It’s a shame, really, because a lot of stories’ richness and layering gets lost without the proper historical context.

Retreads: I rode this train for so long…why?

June 23, 2009

My blog’s been around long enough now, with enough posts, that nobody wants to go digging through what I had to say a buncha long time ago (centuries in blog time). I’m coming up short on content lately (heh, didja notice?), so I’m going to recycle some of this stuff because now people have been asking me questions I’ve answered in my earliest posts.

This [original article with comments are here] is from June 13, 2008:

I have a buncha novels on my hard drive that have been sitting around collecting dust since, oh, 1990 some time, I guess. In ’93 I wrote one that got me an agent, and another that year that got me a contract—before the publishing company was shut down (because, according to the rumor at the time [get this] it was making too much money and it had been created to take a loss for tax purposes) (remember Kismet? Anyone? Anyone? Bueller? Bueller?); one in ’95 that got me an early-Saturday-morning phone call from Harlequin to pleasepleaseplease overnight the manuscript; and a fourth novel in ’98 that got me a different agent.

In ’95 I wrote my senior thesis; since my major was creative writing and journalism, I wasn’t required to write a paper deconstructing anything. Instead, my assigned professor (a Latin professor, no less!) asked me to write 25 pages of a novel. When I came back a week later with 100 pages, polished, perfect, she switched gears and asked for me to write a paper describing my creative process. She was fascinated with how I’d done what I’d done.

However, that 100 pages was the basis for The Proviso and I knew I had something different, something that would probably never sell. I set out to continue the flow of the short story I had written the semester before. I had become fascinated with a throwaway character (Knox Hilliard) I’d created simply as a tool for the protagonist of the story (Leah Wincott) to complete the allegory. Knox is a bastard. He would never sell in genre romance and I knew that.

On the other hand, my four attempts at writing romance to spec failed to impress since the three that didn’t get picked up missed something somewhere. So between those four instances of “oh so close but yet so far away” and the impossibility of selling an anti-hero when anti-heroes were de trop, the whole thing got to me. I threw up my hands and said, “No more.” Then I woke up one morning last summer [2007] re-energized.

So today. Just now I’ve read two articles that have left me pursing my lips and thinking maybe it’s just as well I never grabbed the brass ring. As I’ve said before, technology caught up to me and got cheap enough to not break the bank, the atmosphere changed (and is still doing so as more authors get publishing savvy), and I’m older with enough DIY skills and a little money to do it right.

The first takes my breath away with regard to artistic integrity:

The Hamster Wheel

In an age when reading for pleasure is declining, book publishers increasingly are counting on their biggest moneymaking writers to crank out books at a rate of at least one a year, right on schedule, and sometimes faster than that.

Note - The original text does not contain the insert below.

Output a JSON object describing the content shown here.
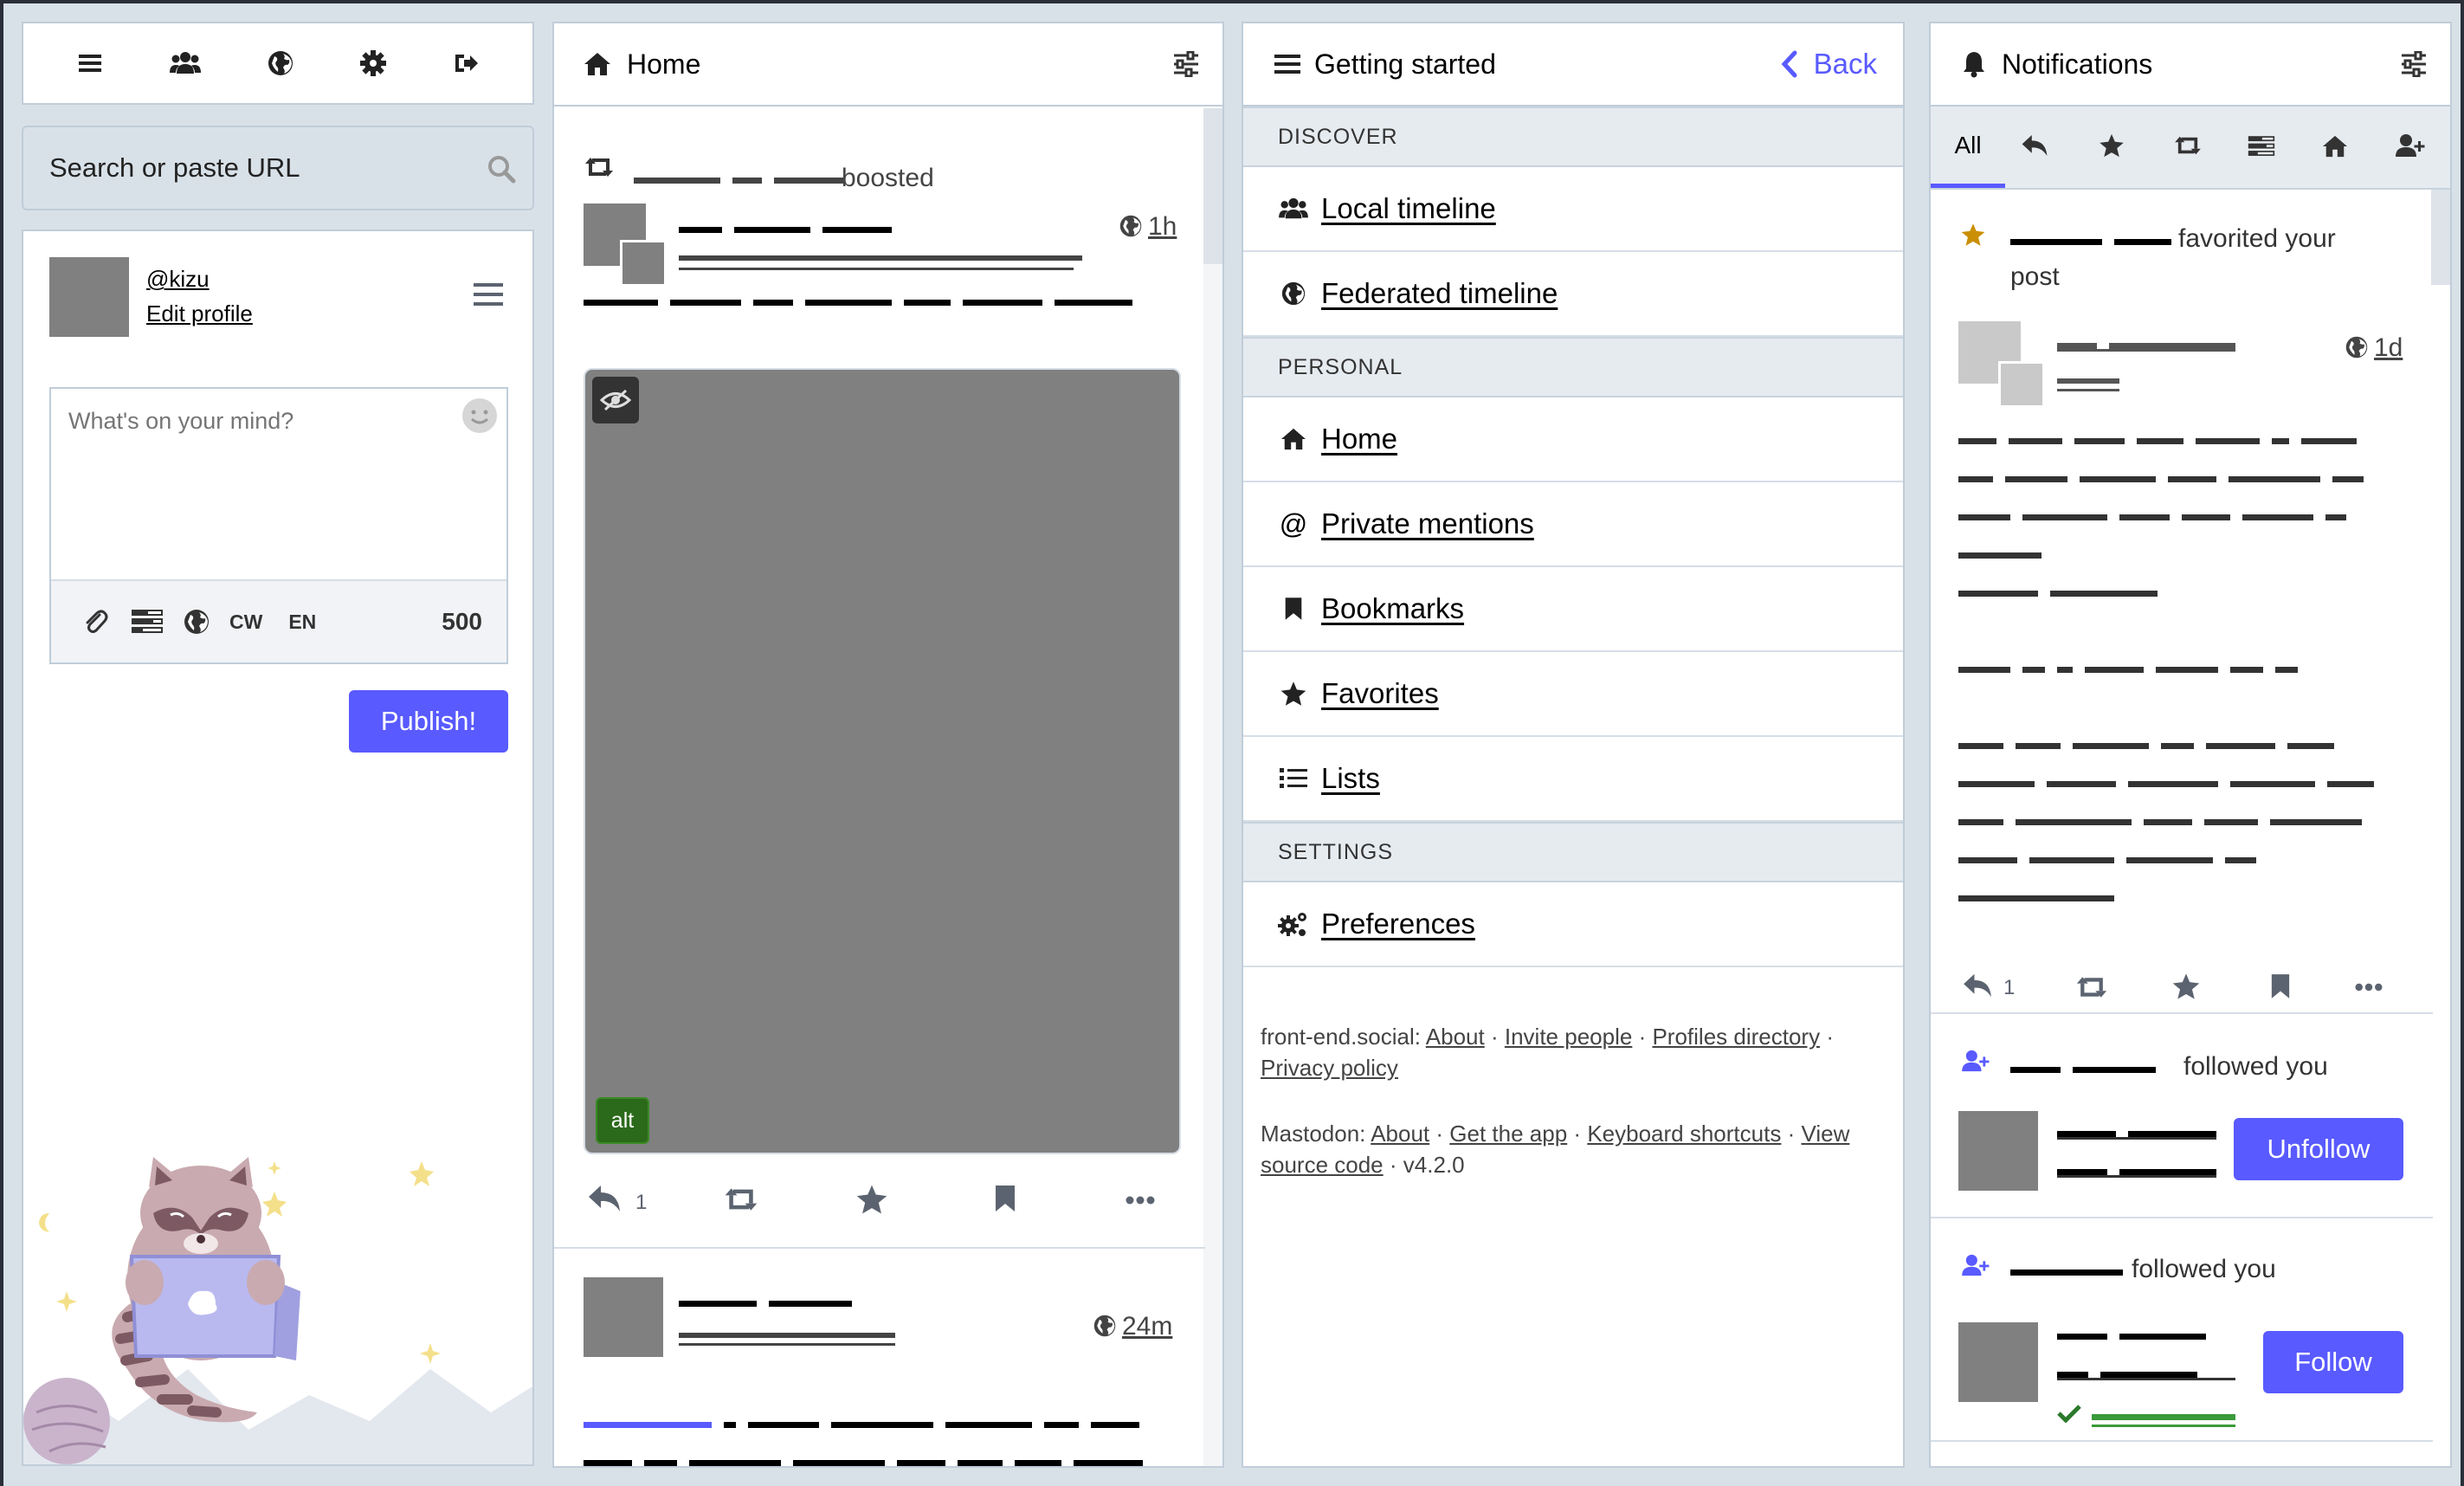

It takes my breath away because I could probably do that . . . but why would I want to? And all that for…

Less than minimum wage.

I have no words.

As the one person (other than I) who reads this blog already knows, I come down firmly on the side of taking the risks and reaping the rewards. And at this stage of publishing’s evolution, why shouldn’t I?

I drank the Kool-Aid of being A Published Author when there were no other viable options, so I don’t feel my time was wasted at all. At the same time, I watched my author friends churn out three, four, five category romances a year to make a decent living and that I can’t do. I don’t have the discipline or talent to write within those specs and on that timetable.